This is simply because CORA consciously celebrates creativity by employing the force of examples.

This year’s BABAF, for instance ,was designed to honour the veteran actress and culture advocate, Dame Taiwo Ajai-Lycett, who turned 80 earlier in the year. One of the high points of the festival was when Ajai-Lycett read her 2012 essay entitled “Restore, Renew” which speaks poignantly to the reality of Nigeria today. She said inter alia: “The country has spent more than enough decades reviewing and fiddling with our body politic, that to my mind , it is time for action if the professional and political investment in the careers of our leaders of thought are not to turn back at zero risk to all of us. A sense of commitment is called for in order to transform our life into a semblance of stability and sanity, and hopefully , build a feeling of confidence in our people… “

In the last 23 years, leading lights of the of the culture sector, who reached similar milestones were honoured by dedicating editions of LABAF to these creative giants including visual artist Bruce Onobrakpeya, novelist Gabriel Okara, novelist Chinua Achebe, playwright Wole Soyinka, poet John Pepper Clark, playwright Femi Osofisan, author Yemi Ogunbiyi, playwright Ahmed Yerima, literary critic Abiola Irele, literary theorist Biodun Jeyifo, poet Odia Ofeimun, poet Niyi Osundare etc.

Significantly, CORA has provided the platform for the interplay of theory and practice on the issues confronting the art and culture sector. Students are often invited to the mentoring sessions and are encouraged to be part of the conversations.

So, why and how did CORA emerge in the Nigerian arts community? The Structural Adjustment Programmes (SAPs) imposed on African countries in the 1980s wreaked enormous havoc beyond the socio-economic sphere (such as the shrinking of the middle class and widening of inequality). The negative effects of the components of the SAP were also felt in the cultural and intellectual sectors – funding of public education was reduced and the production of knowledge was downplayed in the policy arena. The economic climate was abysmally unfavourable to publishing. Books and artworks were not listed among the “essential commodities.” Important segments of the society were reduced to cultural deserts. For instance, the Harare Book Fair, which was a huge cultural attraction to Robert Mugabe’s Zimbabwe in the early days of independence had lost its colour by the end of the 1980s. In Nigeria, the necessary investment in culture and the arts was not considered a priority of economic management. Meanwhile, the debate over the appropriateness of “art for art’s sake” in the post-colonial setting raged among writers and literary theorists. The regular conversations on these trends among some journalists and artists and enthusiasts metamorphosed into the idea of CORA. Among the originals of CORA are Toyin Akinosho, Yomi Layinka, Jossy Ogbuanor and Tunde Lanipekun. The initial programme of CORA was the organisation of Arts Stampede at the Festac Town family residence of Akinosho in Lagos. Various themes on art forms were explored in these periodic gatherings over groundnuts and palm wine. The stampedes have been moved at different times to the National Theatre in Iganmu, Lekki, Ajegunle and other parts of Lagos. It was even once held in Ibadan, Oyo State.

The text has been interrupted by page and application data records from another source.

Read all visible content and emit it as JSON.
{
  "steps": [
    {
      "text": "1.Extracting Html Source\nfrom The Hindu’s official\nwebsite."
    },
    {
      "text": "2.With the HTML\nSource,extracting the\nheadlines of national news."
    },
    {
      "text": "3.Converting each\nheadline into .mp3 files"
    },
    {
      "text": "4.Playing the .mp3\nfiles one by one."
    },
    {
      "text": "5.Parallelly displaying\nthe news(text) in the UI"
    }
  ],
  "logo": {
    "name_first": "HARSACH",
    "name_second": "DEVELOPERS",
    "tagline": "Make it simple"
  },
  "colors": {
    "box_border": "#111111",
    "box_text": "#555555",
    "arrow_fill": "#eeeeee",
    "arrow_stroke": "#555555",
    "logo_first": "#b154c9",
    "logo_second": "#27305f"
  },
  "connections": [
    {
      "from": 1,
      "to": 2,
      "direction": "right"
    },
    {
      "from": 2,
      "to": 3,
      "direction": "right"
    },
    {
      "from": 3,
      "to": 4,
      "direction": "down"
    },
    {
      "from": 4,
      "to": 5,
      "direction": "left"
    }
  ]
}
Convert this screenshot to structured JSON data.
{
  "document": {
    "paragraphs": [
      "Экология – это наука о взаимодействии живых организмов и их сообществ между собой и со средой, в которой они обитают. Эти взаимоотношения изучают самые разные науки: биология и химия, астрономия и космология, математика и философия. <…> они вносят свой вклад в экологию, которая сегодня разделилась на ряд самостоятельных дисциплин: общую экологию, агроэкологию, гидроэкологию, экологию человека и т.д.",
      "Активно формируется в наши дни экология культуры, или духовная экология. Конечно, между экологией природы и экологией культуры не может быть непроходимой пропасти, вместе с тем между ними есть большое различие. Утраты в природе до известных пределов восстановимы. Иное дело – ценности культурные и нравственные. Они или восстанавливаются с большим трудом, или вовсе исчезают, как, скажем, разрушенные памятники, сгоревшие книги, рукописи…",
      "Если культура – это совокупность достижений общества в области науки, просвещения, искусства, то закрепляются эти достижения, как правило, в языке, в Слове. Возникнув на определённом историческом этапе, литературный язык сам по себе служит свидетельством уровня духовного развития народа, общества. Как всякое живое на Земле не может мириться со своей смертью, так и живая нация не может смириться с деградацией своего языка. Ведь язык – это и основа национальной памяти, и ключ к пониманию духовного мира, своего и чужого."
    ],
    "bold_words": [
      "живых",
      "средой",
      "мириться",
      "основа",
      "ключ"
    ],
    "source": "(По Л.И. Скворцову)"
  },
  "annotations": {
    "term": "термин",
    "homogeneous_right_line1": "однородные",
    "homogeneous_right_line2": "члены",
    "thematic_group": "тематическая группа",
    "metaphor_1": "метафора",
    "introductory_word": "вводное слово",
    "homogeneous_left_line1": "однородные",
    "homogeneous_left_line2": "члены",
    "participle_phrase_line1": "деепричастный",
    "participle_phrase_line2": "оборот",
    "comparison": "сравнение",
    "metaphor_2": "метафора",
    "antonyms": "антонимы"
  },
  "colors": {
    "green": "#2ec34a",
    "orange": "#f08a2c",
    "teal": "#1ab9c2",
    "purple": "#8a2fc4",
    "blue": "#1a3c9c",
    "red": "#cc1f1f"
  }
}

Akinosho, a geologist and publisher, was joined later by Jahman Anikulapo-Kuti, Culture Advocate and former editor. The duo constitutes the dynamo of CORA.

The evolution of CORA is a study in the unwavering commitment to a cause and clarity of purpose on what is to be done. Unlike the amorphous structure of the early days, CORA now has a board chaired by distinguished art patron and businessman Chief Kayode Aderinokun and a board of trustees headed by the Festival Honoured Guest this year, Ajai-Lycett. Another sign of promise in the profile of CORA is the increasing role of younger elements such as promising artists, advocates and enthusiasts. They feature as volunteers in running programmes. Some others stage performances and engage the older elements intensely in conversations as panelists. It is more than a cliché to say that they are the future of CORA.